(Page and application data records)
Segment Open
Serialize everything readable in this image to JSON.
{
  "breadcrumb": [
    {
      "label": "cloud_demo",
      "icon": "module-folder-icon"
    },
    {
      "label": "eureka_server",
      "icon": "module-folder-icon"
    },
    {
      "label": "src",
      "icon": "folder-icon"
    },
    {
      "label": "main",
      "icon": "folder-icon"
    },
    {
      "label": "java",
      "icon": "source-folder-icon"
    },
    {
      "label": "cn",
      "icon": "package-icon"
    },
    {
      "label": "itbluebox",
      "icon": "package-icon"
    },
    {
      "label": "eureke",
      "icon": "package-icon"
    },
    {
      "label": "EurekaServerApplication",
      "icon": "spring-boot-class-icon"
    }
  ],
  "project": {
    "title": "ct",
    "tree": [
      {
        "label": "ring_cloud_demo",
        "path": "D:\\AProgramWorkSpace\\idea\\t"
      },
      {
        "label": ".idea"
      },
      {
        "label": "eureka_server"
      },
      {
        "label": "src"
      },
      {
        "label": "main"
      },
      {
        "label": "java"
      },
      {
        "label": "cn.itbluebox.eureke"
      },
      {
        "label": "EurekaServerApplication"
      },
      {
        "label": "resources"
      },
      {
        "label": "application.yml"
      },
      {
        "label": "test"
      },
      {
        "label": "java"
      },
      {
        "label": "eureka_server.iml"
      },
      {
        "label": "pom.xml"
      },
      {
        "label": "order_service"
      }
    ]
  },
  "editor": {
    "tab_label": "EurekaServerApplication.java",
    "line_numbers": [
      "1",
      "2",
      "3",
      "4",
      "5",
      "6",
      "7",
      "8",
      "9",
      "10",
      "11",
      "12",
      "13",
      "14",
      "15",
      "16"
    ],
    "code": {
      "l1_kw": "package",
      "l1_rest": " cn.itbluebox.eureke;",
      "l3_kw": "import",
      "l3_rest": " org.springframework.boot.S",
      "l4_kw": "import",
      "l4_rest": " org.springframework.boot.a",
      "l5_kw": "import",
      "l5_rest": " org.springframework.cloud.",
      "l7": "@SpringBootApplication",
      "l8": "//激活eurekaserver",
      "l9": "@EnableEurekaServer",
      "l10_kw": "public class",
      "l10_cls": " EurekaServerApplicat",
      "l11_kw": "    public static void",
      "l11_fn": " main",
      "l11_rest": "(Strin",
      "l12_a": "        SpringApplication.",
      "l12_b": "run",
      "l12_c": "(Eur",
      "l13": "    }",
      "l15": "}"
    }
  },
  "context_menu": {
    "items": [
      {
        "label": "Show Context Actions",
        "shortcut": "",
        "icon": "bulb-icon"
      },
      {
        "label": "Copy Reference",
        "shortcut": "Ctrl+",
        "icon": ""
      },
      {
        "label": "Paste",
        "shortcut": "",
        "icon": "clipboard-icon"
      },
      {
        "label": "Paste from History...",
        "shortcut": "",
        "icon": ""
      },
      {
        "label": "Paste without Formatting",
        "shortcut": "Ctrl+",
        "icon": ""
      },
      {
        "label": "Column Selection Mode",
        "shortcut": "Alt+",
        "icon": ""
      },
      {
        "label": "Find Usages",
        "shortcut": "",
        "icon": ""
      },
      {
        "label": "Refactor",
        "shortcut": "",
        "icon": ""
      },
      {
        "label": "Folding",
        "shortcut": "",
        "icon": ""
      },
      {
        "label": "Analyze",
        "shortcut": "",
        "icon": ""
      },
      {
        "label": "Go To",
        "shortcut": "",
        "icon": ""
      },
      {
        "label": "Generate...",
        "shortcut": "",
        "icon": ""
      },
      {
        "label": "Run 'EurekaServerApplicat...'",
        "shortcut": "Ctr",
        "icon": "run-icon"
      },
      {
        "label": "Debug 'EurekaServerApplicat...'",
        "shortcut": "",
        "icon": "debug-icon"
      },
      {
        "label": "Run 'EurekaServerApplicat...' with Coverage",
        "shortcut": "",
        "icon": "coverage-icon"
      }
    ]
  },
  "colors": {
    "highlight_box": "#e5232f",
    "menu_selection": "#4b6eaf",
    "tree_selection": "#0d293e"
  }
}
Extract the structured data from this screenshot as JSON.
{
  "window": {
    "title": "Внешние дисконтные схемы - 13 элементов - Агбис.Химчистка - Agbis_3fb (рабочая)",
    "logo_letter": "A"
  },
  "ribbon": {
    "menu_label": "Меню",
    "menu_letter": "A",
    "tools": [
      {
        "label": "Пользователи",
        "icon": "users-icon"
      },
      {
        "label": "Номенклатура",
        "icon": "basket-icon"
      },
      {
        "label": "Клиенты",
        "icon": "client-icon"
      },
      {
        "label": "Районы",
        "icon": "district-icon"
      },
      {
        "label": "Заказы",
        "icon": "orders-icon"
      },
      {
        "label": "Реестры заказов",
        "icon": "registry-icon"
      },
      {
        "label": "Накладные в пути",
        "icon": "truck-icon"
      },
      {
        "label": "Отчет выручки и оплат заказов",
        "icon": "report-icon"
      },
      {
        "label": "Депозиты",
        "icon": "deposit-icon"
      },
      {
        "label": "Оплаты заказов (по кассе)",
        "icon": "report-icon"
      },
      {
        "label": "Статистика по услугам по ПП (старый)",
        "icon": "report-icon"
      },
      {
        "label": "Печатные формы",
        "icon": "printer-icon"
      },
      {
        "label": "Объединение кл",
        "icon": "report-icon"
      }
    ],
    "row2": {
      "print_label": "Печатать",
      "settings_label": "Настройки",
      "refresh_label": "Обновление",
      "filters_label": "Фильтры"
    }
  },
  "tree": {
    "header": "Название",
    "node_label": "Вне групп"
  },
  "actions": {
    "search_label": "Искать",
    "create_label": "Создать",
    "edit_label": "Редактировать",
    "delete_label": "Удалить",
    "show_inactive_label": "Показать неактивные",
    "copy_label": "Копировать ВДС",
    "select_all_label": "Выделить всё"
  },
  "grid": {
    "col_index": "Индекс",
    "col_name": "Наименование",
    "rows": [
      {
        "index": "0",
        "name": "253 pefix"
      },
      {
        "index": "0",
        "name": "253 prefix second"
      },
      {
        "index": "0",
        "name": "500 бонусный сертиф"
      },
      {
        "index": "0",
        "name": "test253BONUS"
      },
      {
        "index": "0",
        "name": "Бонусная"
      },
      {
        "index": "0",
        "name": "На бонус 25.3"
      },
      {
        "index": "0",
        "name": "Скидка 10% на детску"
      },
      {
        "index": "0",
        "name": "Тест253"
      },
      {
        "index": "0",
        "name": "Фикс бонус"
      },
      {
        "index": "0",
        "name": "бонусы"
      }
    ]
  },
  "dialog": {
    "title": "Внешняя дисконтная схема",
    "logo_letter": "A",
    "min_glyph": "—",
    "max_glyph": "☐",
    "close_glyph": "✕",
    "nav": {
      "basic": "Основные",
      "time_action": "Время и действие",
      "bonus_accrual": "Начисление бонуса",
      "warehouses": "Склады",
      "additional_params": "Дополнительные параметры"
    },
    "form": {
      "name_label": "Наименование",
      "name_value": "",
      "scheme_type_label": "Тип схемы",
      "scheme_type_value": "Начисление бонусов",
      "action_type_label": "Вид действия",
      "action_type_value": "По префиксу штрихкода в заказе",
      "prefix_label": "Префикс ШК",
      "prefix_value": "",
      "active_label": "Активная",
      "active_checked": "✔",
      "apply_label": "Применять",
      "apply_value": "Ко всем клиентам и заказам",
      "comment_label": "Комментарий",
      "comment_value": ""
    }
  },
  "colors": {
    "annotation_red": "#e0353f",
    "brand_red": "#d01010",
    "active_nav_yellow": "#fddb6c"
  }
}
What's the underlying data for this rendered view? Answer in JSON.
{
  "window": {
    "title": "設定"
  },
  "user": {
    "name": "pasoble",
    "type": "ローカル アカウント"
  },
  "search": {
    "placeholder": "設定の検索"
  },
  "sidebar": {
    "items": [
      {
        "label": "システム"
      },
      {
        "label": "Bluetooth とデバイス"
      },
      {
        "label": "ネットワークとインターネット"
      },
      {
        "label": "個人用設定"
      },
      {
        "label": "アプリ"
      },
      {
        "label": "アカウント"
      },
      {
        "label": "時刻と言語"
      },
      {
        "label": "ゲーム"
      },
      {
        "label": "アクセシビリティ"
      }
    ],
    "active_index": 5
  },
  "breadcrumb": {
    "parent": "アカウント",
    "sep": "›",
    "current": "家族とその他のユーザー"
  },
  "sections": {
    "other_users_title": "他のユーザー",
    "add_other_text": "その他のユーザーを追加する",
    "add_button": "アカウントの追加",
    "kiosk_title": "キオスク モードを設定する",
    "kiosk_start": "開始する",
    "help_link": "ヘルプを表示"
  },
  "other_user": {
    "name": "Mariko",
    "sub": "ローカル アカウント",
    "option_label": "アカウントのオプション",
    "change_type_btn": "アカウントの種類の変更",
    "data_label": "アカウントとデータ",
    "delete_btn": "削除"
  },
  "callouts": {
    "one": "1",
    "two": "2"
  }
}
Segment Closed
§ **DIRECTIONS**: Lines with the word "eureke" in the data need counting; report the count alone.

§ **SOLUTION FOR THIS EXERCISE**: 3